══ Listed entries

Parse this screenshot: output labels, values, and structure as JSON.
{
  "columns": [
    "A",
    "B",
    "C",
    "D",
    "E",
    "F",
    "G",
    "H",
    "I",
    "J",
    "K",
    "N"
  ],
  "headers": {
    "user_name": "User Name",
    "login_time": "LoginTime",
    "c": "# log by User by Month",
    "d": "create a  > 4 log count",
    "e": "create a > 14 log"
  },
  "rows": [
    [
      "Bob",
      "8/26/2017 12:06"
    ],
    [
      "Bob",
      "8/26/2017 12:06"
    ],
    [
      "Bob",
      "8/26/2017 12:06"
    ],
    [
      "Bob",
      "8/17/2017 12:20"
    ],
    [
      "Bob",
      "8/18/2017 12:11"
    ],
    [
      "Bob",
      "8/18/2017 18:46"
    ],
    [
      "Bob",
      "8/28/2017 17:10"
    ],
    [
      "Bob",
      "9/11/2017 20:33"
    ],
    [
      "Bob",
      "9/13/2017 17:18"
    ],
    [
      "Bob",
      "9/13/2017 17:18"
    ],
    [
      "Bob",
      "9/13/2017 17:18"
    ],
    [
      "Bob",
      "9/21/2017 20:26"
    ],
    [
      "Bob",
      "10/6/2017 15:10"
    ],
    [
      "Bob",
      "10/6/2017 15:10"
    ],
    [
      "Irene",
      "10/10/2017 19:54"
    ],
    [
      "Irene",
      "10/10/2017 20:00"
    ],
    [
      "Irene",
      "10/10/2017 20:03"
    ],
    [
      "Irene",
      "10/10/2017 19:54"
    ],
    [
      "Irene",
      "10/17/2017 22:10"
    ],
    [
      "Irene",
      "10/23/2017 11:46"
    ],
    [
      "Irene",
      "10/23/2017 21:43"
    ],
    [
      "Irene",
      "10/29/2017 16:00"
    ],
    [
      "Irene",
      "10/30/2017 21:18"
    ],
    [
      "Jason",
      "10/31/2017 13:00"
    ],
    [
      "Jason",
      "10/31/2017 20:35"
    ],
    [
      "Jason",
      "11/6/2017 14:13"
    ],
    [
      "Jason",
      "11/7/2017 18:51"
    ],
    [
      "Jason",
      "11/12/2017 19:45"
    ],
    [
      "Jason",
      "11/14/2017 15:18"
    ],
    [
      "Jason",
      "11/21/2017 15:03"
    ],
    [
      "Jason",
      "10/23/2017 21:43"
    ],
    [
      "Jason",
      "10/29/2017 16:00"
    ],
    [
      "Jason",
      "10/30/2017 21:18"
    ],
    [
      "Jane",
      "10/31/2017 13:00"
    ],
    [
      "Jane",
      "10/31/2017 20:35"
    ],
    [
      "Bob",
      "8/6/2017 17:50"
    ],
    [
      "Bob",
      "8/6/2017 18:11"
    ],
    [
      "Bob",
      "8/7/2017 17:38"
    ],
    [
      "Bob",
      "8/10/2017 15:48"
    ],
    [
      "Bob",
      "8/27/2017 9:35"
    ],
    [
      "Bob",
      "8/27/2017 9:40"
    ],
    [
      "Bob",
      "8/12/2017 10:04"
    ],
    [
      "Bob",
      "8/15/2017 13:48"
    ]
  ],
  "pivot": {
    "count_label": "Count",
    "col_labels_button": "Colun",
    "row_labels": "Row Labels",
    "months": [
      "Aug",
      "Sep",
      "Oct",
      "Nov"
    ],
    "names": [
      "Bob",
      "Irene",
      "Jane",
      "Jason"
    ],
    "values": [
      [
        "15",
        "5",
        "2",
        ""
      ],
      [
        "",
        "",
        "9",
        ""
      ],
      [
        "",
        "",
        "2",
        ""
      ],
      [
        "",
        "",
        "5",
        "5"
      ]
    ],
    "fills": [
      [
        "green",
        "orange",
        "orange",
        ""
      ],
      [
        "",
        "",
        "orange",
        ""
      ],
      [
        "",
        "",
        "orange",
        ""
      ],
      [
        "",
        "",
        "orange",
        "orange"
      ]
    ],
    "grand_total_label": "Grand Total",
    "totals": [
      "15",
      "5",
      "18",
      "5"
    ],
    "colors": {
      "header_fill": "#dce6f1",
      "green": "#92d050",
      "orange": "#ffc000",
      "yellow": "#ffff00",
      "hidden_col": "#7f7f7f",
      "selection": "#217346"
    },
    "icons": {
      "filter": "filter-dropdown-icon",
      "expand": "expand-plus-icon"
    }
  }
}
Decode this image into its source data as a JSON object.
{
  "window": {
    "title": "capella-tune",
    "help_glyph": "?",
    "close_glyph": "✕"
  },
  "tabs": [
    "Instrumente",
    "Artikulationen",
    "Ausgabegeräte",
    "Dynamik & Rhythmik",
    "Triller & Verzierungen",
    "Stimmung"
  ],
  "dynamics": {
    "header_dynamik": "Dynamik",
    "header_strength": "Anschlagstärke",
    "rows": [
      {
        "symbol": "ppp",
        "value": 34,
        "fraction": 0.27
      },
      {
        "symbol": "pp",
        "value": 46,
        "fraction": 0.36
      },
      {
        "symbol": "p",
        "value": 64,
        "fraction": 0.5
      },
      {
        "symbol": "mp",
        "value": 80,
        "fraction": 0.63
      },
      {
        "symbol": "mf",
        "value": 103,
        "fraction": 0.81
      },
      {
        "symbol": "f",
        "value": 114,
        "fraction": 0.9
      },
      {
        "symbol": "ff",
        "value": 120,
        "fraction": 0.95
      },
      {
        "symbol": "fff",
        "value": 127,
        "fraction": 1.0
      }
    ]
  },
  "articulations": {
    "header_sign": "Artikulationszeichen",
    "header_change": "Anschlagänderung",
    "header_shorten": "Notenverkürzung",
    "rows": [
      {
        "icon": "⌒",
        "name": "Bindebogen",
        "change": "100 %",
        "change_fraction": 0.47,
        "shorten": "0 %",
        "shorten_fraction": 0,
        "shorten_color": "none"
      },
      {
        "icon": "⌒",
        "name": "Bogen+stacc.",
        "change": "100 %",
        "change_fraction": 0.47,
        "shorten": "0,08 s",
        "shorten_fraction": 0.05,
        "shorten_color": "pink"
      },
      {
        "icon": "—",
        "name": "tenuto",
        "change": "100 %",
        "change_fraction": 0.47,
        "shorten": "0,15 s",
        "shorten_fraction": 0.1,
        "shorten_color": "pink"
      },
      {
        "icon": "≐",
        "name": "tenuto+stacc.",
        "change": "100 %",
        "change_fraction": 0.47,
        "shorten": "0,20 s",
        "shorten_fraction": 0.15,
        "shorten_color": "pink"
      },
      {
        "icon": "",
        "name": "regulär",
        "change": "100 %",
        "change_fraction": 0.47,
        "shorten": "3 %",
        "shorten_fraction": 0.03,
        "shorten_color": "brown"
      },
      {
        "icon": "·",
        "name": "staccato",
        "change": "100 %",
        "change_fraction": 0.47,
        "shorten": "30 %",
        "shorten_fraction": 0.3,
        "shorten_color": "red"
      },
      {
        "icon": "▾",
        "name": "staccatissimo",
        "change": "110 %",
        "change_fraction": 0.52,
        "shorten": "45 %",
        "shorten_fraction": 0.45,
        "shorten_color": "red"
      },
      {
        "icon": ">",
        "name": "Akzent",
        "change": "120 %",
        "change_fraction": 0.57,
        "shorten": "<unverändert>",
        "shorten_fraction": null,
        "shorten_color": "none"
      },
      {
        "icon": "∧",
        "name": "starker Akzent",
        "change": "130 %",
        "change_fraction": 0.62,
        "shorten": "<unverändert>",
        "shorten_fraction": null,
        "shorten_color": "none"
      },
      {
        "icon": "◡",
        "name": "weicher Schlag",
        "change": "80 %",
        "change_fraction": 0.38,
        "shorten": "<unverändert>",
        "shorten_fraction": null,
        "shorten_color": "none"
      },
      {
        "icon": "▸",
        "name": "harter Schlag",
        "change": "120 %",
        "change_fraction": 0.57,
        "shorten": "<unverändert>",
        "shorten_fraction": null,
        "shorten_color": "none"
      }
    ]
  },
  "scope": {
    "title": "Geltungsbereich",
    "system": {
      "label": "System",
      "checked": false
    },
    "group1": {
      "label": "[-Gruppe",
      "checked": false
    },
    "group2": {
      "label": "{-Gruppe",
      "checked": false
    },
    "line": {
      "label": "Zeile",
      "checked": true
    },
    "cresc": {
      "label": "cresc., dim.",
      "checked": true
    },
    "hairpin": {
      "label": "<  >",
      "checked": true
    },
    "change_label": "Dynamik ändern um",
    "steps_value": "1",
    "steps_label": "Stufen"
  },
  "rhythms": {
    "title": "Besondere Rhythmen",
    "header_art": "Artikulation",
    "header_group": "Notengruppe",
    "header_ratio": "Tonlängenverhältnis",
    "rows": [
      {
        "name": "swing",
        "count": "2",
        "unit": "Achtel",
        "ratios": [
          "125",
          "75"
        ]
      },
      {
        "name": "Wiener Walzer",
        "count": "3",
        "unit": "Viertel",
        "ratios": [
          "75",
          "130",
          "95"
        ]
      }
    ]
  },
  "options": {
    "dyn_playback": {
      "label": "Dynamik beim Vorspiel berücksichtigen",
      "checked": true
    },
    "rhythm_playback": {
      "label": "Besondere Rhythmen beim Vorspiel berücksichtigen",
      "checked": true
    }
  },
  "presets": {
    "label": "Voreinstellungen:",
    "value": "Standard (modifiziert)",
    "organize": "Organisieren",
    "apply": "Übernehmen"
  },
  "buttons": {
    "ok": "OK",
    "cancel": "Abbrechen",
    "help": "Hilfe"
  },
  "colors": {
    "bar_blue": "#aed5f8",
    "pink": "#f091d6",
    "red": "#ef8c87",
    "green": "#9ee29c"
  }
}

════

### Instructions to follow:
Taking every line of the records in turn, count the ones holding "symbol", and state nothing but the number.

### Expected output:
8